▶ **SOURCE MATERIAL**
====
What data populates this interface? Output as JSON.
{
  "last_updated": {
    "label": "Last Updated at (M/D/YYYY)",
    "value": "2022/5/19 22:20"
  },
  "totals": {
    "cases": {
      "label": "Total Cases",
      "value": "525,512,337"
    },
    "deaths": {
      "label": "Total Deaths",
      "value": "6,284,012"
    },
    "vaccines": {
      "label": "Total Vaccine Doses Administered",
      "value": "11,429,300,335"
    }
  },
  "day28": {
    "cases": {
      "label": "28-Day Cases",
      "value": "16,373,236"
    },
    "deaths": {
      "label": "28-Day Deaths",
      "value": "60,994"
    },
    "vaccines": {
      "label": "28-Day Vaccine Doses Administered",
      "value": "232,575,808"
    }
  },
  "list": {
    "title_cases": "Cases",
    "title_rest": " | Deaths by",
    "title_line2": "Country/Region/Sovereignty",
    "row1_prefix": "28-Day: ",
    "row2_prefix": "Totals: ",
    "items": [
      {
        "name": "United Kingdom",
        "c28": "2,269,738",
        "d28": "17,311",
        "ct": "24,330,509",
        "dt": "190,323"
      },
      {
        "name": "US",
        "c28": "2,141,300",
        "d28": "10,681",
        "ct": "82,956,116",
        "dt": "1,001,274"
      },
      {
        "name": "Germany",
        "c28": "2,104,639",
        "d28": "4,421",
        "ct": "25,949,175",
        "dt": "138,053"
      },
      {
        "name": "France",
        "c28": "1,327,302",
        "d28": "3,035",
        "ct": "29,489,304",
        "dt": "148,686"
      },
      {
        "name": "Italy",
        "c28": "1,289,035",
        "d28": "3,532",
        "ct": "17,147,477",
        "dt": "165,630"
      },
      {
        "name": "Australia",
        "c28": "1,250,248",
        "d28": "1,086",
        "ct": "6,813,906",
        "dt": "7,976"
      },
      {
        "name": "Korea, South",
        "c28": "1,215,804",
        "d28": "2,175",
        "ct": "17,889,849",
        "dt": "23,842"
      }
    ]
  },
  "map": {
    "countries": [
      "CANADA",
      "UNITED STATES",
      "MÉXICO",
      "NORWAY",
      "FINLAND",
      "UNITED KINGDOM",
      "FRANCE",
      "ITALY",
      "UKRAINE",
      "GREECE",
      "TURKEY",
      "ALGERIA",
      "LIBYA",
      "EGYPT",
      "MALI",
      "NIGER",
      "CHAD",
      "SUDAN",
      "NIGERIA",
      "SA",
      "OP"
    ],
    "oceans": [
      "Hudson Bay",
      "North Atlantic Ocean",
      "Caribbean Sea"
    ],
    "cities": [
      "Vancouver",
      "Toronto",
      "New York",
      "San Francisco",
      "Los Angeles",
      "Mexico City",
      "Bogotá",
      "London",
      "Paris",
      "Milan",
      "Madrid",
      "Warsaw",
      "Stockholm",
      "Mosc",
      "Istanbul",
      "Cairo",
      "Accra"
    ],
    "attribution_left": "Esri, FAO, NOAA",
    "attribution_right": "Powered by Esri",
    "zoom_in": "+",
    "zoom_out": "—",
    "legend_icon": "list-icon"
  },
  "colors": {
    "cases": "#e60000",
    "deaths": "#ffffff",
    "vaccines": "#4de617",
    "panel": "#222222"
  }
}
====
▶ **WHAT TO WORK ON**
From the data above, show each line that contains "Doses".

▶ **TASK RESULT**
      "label": "Total Vaccine Doses Administered",
      "label": "28-Day Vaccine Doses Administered",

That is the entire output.